* **Task directions**
Look through the records below and say how many lines include "tools". Give only that number.

* **Records for the exercise**
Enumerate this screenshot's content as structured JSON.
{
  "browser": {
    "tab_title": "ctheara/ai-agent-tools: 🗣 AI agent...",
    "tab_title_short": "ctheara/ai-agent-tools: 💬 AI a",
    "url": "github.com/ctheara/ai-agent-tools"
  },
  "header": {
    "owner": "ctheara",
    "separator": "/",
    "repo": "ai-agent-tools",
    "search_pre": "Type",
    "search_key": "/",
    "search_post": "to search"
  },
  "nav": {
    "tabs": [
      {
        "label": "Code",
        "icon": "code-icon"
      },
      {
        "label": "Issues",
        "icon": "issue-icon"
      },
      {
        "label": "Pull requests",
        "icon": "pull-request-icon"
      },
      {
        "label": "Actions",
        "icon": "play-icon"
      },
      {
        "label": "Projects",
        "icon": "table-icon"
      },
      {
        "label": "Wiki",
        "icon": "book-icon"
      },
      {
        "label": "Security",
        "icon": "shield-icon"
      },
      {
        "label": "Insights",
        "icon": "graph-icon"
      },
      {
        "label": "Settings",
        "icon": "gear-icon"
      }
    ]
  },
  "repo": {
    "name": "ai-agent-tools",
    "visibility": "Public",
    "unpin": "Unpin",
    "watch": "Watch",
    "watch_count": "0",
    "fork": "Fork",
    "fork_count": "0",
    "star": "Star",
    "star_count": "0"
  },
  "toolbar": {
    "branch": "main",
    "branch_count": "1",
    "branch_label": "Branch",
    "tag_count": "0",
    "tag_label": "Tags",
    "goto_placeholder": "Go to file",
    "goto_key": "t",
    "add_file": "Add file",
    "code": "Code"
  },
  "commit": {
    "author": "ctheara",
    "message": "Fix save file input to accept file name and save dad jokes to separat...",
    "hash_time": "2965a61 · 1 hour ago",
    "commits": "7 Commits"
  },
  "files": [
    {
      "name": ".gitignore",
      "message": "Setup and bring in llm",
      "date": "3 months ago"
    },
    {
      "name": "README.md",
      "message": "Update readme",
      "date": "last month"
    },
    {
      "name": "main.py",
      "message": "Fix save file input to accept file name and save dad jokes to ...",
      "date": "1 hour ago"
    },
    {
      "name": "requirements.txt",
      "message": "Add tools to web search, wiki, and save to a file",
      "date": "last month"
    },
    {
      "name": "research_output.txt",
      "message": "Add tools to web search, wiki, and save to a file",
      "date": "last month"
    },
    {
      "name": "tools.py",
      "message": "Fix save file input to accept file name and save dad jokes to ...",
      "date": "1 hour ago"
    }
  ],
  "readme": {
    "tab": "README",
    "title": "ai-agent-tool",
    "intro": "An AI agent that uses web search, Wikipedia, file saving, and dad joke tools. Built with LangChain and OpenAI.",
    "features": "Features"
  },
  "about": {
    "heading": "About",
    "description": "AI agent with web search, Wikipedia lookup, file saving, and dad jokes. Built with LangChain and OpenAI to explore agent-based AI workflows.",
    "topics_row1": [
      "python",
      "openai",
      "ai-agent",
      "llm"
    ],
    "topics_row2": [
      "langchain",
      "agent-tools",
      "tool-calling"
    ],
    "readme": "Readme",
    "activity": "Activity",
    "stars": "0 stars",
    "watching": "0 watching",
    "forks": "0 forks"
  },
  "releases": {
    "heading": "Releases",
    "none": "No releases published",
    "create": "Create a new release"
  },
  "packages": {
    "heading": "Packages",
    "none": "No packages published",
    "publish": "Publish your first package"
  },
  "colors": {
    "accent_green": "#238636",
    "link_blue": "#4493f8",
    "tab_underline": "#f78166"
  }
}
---
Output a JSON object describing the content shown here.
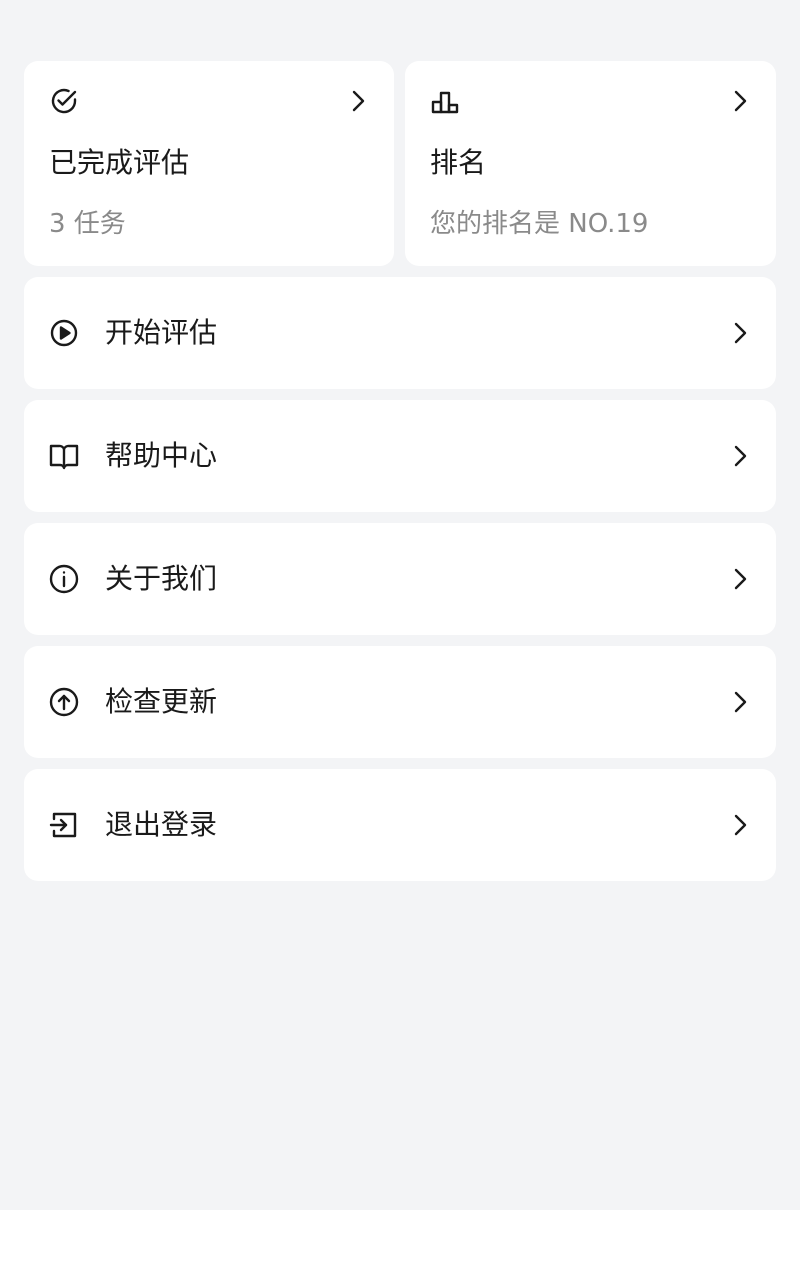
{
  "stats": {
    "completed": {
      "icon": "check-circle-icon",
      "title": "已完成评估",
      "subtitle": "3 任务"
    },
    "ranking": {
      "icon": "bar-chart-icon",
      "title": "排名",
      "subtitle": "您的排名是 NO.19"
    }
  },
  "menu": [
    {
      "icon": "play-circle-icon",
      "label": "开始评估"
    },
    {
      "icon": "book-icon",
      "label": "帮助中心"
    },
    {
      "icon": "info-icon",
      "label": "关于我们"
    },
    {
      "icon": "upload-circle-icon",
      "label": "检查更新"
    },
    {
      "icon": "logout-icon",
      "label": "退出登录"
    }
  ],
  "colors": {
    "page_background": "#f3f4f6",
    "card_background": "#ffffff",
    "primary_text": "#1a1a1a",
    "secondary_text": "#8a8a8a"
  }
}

* **Task output**
10